What is needed here is an exact copy of all the entries below.

**The input**

——

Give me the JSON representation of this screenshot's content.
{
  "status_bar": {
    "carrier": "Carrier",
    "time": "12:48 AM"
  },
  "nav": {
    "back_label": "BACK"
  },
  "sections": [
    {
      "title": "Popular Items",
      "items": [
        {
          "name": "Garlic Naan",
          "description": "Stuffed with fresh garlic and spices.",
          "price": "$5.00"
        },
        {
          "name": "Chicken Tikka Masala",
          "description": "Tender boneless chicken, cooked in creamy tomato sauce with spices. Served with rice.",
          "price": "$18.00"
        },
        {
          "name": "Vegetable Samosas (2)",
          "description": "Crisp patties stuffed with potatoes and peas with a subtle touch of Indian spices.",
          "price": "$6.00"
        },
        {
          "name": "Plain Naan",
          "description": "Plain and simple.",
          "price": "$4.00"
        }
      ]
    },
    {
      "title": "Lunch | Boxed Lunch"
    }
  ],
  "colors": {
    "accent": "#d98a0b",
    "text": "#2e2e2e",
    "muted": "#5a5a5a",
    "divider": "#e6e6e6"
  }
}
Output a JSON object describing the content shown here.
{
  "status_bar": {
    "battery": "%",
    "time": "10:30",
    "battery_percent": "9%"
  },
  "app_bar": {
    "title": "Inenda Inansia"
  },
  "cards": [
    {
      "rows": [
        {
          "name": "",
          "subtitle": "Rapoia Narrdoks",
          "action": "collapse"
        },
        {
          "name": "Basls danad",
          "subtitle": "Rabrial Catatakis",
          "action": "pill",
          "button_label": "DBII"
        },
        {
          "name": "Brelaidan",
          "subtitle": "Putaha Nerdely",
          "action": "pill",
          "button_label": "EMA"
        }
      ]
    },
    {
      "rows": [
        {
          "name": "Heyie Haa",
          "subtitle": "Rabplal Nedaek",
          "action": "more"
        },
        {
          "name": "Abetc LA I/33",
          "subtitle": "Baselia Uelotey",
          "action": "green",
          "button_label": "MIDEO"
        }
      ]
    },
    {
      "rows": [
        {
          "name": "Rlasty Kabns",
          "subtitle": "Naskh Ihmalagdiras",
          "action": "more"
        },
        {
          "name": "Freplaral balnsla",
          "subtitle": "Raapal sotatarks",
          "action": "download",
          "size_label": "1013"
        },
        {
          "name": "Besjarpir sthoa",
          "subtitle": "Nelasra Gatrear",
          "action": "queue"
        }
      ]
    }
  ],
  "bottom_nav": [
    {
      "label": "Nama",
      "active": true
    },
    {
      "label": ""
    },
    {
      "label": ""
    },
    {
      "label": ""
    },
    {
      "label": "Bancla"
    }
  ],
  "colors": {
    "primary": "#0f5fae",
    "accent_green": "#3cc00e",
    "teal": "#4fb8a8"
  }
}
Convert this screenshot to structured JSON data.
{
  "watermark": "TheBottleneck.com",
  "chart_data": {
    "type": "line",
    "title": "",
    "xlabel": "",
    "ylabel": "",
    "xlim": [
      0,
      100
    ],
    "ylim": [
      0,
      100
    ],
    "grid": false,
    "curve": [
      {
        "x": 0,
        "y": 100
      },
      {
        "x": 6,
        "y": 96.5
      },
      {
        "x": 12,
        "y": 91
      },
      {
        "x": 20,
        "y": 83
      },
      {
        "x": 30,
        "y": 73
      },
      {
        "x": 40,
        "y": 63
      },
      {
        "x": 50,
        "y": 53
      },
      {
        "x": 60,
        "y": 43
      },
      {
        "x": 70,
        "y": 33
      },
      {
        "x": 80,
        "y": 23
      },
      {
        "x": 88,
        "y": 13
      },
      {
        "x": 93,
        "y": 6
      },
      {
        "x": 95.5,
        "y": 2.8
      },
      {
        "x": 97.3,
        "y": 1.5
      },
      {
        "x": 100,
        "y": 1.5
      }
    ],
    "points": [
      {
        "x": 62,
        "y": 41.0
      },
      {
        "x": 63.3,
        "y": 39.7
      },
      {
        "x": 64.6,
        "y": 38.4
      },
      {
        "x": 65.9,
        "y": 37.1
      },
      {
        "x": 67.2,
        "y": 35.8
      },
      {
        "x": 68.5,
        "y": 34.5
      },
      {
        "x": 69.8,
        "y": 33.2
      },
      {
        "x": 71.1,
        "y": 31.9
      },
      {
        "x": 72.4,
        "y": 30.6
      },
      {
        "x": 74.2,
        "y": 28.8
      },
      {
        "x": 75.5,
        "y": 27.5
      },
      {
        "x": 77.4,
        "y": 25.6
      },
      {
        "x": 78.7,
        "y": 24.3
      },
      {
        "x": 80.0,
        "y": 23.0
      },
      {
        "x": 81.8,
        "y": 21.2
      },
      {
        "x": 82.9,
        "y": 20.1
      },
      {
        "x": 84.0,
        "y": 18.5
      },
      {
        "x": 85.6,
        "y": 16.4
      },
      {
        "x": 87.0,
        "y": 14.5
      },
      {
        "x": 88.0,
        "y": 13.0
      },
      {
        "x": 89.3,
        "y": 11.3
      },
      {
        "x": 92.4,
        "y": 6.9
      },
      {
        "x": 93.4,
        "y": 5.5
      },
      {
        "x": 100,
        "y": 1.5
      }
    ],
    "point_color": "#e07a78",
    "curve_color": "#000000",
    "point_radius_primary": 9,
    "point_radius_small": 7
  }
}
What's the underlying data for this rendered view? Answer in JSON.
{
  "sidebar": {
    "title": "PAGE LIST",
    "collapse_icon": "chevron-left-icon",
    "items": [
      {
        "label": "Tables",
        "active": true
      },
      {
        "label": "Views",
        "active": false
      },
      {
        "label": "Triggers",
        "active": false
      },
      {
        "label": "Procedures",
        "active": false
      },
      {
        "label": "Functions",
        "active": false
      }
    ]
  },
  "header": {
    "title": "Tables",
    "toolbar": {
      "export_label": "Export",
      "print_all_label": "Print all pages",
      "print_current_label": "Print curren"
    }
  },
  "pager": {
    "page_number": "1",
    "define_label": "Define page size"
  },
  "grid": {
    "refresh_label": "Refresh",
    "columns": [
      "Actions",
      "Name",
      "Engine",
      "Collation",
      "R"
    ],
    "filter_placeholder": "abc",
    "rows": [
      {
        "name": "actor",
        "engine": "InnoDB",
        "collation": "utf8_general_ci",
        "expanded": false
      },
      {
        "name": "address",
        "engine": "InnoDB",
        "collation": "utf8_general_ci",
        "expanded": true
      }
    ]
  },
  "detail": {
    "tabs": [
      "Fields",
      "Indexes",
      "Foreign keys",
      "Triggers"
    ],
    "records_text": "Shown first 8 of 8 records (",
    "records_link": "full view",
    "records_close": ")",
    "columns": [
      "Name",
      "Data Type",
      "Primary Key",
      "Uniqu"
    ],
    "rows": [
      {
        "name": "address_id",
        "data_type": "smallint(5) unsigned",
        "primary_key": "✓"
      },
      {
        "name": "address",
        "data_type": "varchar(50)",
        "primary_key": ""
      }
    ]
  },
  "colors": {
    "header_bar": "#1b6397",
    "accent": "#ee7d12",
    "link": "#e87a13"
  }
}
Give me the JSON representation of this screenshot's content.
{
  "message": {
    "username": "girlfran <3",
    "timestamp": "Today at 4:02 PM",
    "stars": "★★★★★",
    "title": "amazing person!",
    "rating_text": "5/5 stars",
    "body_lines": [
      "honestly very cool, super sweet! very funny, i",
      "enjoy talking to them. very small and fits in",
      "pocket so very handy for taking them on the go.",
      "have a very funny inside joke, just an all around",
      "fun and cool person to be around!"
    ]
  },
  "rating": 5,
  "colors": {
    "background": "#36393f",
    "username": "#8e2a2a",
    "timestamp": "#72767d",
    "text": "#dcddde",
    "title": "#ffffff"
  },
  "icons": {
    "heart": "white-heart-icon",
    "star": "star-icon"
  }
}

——

**Answer to this task**
Give me the JSON representation of this screenshot's content.
{
  "status_bar": {
    "carrier": "Carrier",
    "time": "12:48 AM"
  },
  "nav": {
    "back_label": "BACK"
  },
  "sections": [
    {
      "title": "Popular Items",
      "items": [
        {
          "name": "Garlic Naan",
          "description": "Stuffed with fresh garlic and spices.",
          "price": "$5.00"
        },
        {
          "name": "Chicken Tikka Masala",
          "description": "Tender boneless chicken, cooked in creamy tomato sauce with spices. Served with rice.",
          "price": "$18.00"
        },
        {
          "name": "Vegetable Samosas (2)",
          "description": "Crisp patties stuffed with potatoes and peas with a subtle touch of Indian spices.",
          "price": "$6.00"
        },
        {
          "name": "Plain Naan",
          "description": "Plain and simple.",
          "price": "$4.00"
        }
      ]
    },
    {
      "title": "Lunch | Boxed Lunch"
    }
  ],
  "colors": {
    "accent": "#d98a0b",
    "text": "#2e2e2e",
    "muted": "#5a5a5a",
    "divider": "#e6e6e6"
  }
}
Output a JSON object describing the content shown here.
{
  "status_bar": {
    "battery": "%",
    "time": "10:30",
    "battery_percent": "9%"
  },
  "app_bar": {
    "title": "Inenda Inansia"
  },
  "cards": [
    {
      "rows": [
        {
          "name": "",
          "subtitle": "Rapoia Narrdoks",
          "action": "collapse"
        },
        {
          "name": "Basls danad",
          "subtitle": "Rabrial Catatakis",
          "action": "pill",
          "button_label": "DBII"
        },
        {
          "name": "Brelaidan",
          "subtitle": "Putaha Nerdely",
          "action": "pill",
          "button_label": "EMA"
        }
      ]
    },
    {
      "rows": [
        {
          "name": "Heyie Haa",
          "subtitle": "Rabplal Nedaek",
          "action": "more"
        },
        {
          "name": "Abetc LA I/33",
          "subtitle": "Baselia Uelotey",
          "action": "green",
          "button_label": "MIDEO"
        }
      ]
    },
    {
      "rows": [
        {
          "name": "Rlasty Kabns",
          "subtitle": "Naskh Ihmalagdiras",
          "action": "more"
        },
        {
          "name": "Freplaral balnsla",
          "subtitle": "Raapal sotatarks",
          "action": "download",
          "size_label": "1013"
        },
        {
          "name": "Besjarpir sthoa",
          "subtitle": "Nelasra Gatrear",
          "action": "queue"
        }
      ]
    }
  ],
  "bottom_nav": [
    {
      "label": "Nama",
      "active": true
    },
    {
      "label": ""
    },
    {
      "label": ""
    },
    {
      "label": ""
    },
    {
      "label": "Bancla"
    }
  ],
  "colors": {
    "primary": "#0f5fae",
    "accent_green": "#3cc00e",
    "teal": "#4fb8a8"
  }
}
Convert this screenshot to structured JSON data.
{
  "watermark": "TheBottleneck.com",
  "chart_data": {
    "type": "line",
    "title": "",
    "xlabel": "",
    "ylabel": "",
    "xlim": [
      0,
      100
    ],
    "ylim": [
      0,
      100
    ],
    "grid": false,
    "curve": [
      {
        "x": 0,
        "y": 100
      },
      {
        "x": 6,
        "y": 96.5
      },
      {
        "x": 12,
        "y": 91
      },
      {
        "x": 20,
        "y": 83
      },
      {
        "x": 30,
        "y": 73
      },
      {
        "x": 40,
        "y": 63
      },
      {
        "x": 50,
        "y": 53
      },
      {
        "x": 60,
        "y": 43
      },
      {
        "x": 70,
        "y": 33
      },
      {
        "x": 80,
        "y": 23
      },
      {
        "x": 88,
        "y": 13
      },
      {
        "x": 93,
        "y": 6
      },
      {
        "x": 95.5,
        "y": 2.8
      },
      {
        "x": 97.3,
        "y": 1.5
      },
      {
        "x": 100,
        "y": 1.5
      }
    ],
    "points": [
      {
        "x": 62,
        "y": 41.0
      },
      {
        "x": 63.3,
        "y": 39.7
      },
      {
        "x": 64.6,
        "y": 38.4
      },
      {
        "x": 65.9,
        "y": 37.1
      },
      {
        "x": 67.2,
        "y": 35.8
      },
      {
        "x": 68.5,
        "y": 34.5
      },
      {
        "x": 69.8,
        "y": 33.2
      },
      {
        "x": 71.1,
        "y": 31.9
      },
      {
        "x": 72.4,
        "y": 30.6
      },
      {
        "x": 74.2,
        "y": 28.8
      },
      {
        "x": 75.5,
        "y": 27.5
      },
      {
        "x": 77.4,
        "y": 25.6
      },
      {
        "x": 78.7,
        "y": 24.3
      },
      {
        "x": 80.0,
        "y": 23.0
      },
      {
        "x": 81.8,
        "y": 21.2
      },
      {
        "x": 82.9,
        "y": 20.1
      },
      {
        "x": 84.0,
        "y": 18.5
      },
      {
        "x": 85.6,
        "y": 16.4
      },
      {
        "x": 87.0,
        "y": 14.5
      },
      {
        "x": 88.0,
        "y": 13.0
      },
      {
        "x": 89.3,
        "y": 11.3
      },
      {
        "x": 92.4,
        "y": 6.9
      },
      {
        "x": 93.4,
        "y": 5.5
      },
      {
        "x": 100,
        "y": 1.5
      }
    ],
    "point_color": "#e07a78",
    "curve_color": "#000000",
    "point_radius_primary": 9,
    "point_radius_small": 7
  }
}
What's the underlying data for this rendered view? Answer in JSON.
{
  "sidebar": {
    "title": "PAGE LIST",
    "collapse_icon": "chevron-left-icon",
    "items": [
      {
        "label": "Tables",
        "active": true
      },
      {
        "label": "Views",
        "active": false
      },
      {
        "label": "Triggers",
        "active": false
      },
      {
        "label": "Procedures",
        "active": false
      },
      {
        "label": "Functions",
        "active": false
      }
    ]
  },
  "header": {
    "title": "Tables",
    "toolbar": {
      "export_label": "Export",
      "print_all_label": "Print all pages",
      "print_current_label": "Print curren"
    }
  },
  "pager": {
    "page_number": "1",
    "define_label": "Define page size"
  },
  "grid": {
    "refresh_label": "Refresh",
    "columns": [
      "Actions",
      "Name",
      "Engine",
      "Collation",
      "R"
    ],
    "filter_placeholder": "abc",
    "rows": [
      {
        "name": "actor",
        "engine": "InnoDB",
        "collation": "utf8_general_ci",
        "expanded": false
      },
      {
        "name": "address",
        "engine": "InnoDB",
        "collation": "utf8_general_ci",
        "expanded": true
      }
    ]
  },
  "detail": {
    "tabs": [
      "Fields",
      "Indexes",
      "Foreign keys",
      "Triggers"
    ],
    "records_text": "Shown first 8 of 8 records (",
    "records_link": "full view",
    "records_close": ")",
    "columns": [
      "Name",
      "Data Type",
      "Primary Key",
      "Uniqu"
    ],
    "rows": [
      {
        "name": "address_id",
        "data_type": "smallint(5) unsigned",
        "primary_key": "✓"
      },
      {
        "name": "address",
        "data_type": "varchar(50)",
        "primary_key": ""
      }
    ]
  },
  "colors": {
    "header_bar": "#1b6397",
    "accent": "#ee7d12",
    "link": "#e87a13"
  }
}
Give me the JSON representation of this screenshot's content.
{
  "message": {
    "username": "girlfran <3",
    "timestamp": "Today at 4:02 PM",
    "stars": "★★★★★",
    "title": "amazing person!",
    "rating_text": "5/5 stars",
    "body_lines": [
      "honestly very cool, super sweet! very funny, i",
      "enjoy talking to them. very small and fits in",
      "pocket so very handy for taking them on the go.",
      "have a very funny inside joke, just an all around",
      "fun and cool person to be around!"
    ]
  },
  "rating": 5,
  "colors": {
    "background": "#36393f",
    "username": "#8e2a2a",
    "timestamp": "#72767d",
    "text": "#dcddde",
    "title": "#ffffff"
  },
  "icons": {
    "heart": "white-heart-icon",
    "star": "star-icon"
  }
}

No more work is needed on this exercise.